If you loved Mary Harelkin Bishop’s Seeds of Hope: A Prairie Story you’ve no doubt been waiting for it’s companion book with eager anticipation. Bishop has a way of painting characters that are memorable and her style of writing easily draws the reader into the story. You’re on chapter two before you know it!
This is a story that stayed with me. It snuck into my brain and left me pondering for days.

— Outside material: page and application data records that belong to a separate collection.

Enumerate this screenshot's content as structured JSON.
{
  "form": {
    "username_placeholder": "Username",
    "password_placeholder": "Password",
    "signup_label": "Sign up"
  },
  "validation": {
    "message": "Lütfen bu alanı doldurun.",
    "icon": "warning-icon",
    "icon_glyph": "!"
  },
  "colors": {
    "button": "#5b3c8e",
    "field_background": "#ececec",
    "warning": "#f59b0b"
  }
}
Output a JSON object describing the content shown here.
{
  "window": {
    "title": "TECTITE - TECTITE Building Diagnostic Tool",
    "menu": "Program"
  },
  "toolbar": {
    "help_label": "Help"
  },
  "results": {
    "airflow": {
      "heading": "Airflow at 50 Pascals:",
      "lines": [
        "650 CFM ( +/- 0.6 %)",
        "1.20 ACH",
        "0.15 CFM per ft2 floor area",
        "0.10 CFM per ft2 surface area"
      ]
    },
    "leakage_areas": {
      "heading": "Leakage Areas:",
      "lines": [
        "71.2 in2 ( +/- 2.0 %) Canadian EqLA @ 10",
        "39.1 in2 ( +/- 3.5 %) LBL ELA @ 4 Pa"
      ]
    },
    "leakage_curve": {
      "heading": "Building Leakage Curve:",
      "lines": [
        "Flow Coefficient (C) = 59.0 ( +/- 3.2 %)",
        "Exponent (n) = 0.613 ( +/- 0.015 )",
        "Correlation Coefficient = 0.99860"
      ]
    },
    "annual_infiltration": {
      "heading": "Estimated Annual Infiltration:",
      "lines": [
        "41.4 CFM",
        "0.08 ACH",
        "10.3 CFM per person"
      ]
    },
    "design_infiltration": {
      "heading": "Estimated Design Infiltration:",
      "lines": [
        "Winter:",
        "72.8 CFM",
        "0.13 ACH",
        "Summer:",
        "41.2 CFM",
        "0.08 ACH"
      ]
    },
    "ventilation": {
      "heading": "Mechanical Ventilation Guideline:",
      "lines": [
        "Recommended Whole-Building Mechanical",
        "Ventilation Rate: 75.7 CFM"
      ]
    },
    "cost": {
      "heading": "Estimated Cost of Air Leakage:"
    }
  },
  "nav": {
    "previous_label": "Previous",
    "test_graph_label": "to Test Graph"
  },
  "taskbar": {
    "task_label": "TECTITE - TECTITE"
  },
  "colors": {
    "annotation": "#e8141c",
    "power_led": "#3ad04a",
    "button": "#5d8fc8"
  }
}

The basic plot involves two young boys who are assigned a Canadian heritage project by their Grade 6 teacher. Danny discovers his great great grandmother’s diary of arriving in Canada and the struggles the family endured as they established their farm. Zach though is First Nations. While the rest of the class has family that arrived in Canada at some point, his family has always been a part of the land. What about his family’s heritage? Doesn’t it count? Zach becomes very angry and confused. To complicate the story even further, the boys have a long history of antagonism. They’ve tried, on the whole, to avoid each other over the past few years but now their new teacher (who has no idea of their volatile feelings for each other) assigns them as study partners on the heritage project.
The book is set in rural Saskatchewan and gives a day-in-the-life glimpse as to what it’s like to grow up in a small town. Danny, who lives on the family farm just outside of town, is caught up in helping his family with their bumper harvest (it’s the first year Danny is considered old enough to drive the trucks and he is beyond excited!). Zach lives with his mom in a small rental house near the reserve where his grandparents live. Zach is learning drumming from his Mósom (his grandfather) and wants to learn to be a Grass Dancer.
At the heart of the story is the mistasinîy, a very large sacred stone to Zach’s people, the Cree. As Zach’s mósom describes it, “our people had a place to go when they were feeling angry or sad or when they were celebrating and giving thanks”. But, he says, it’s now lost, gone. Legend has it that it was blown up many years before when the settlers were breaking up the land. The mistasinîy provides a constant thread throughout the book in the lives of Zach and Danny and their families.
Although, the book is aimed at ages 10 and up I have no doubt that it will be enjoyed by readers of all ages.
The book is illustrated by Heaven Starr, a Dakota Cree woman who lives on Starblanket First Nation in east central Saskatchewan. Mary Harelkim Bishop is best known as the author of the bestselling Tunnels of Moose Jaw adventure series.
THE BOOK IS AVAILABLE AT YOUR LOCAL BOOKSTORE OR FROM WWW.SKBOOKS.COM